* _EXERCISE_: For the data below, report how many lines include the word "Advanced", and write nothing else.

* _RECORDS SHOWN_:

= = =

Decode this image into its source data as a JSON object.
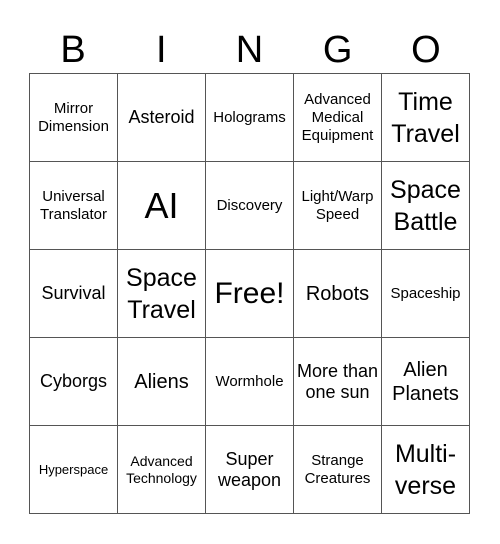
{
  "header": [
    "B",
    "I",
    "N",
    "G",
    "O"
  ],
  "cells": [
    {
      "text": "Mirror Dimension",
      "size": "s3"
    },
    {
      "text": "Asteroid",
      "size": "s4"
    },
    {
      "text": "Holograms",
      "size": "s3"
    },
    {
      "text": "Advanced Medical Equipment",
      "size": "s3"
    },
    {
      "text": "Time Travel",
      "size": "s6"
    },
    {
      "text": "Universal Translator",
      "size": "s3"
    },
    {
      "text": "AI",
      "size": "s8"
    },
    {
      "text": "Discovery",
      "size": "s3"
    },
    {
      "text": "Light/Warp Speed",
      "size": "s3"
    },
    {
      "text": "Space Battle",
      "size": "s6"
    },
    {
      "text": "Survival",
      "size": "s4"
    },
    {
      "text": "Space Travel",
      "size": "s6"
    },
    {
      "text": "Free!",
      "size": "s7"
    },
    {
      "text": "Robots",
      "size": "s5"
    },
    {
      "text": "Spaceship",
      "size": "s3"
    },
    {
      "text": "Cyborgs",
      "size": "s4"
    },
    {
      "text": "Aliens",
      "size": "s5"
    },
    {
      "text": "Wormhole",
      "size": "s3"
    },
    {
      "text": "More than one sun",
      "size": "s4"
    },
    {
      "text": "Alien Planets",
      "size": "s5"
    },
    {
      "text": "Hyperspace",
      "size": "s1"
    },
    {
      "text": "Advanced Technology",
      "size": "s2"
    },
    {
      "text": "Super weapon",
      "size": "s4"
    },
    {
      "text": "Strange Creatures",
      "size": "s3"
    },
    {
      "text": "Multi-verse",
      "size": "s6"
    }
  ]
}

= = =

* _ANSWER FOR THIS EXERCISE_: 2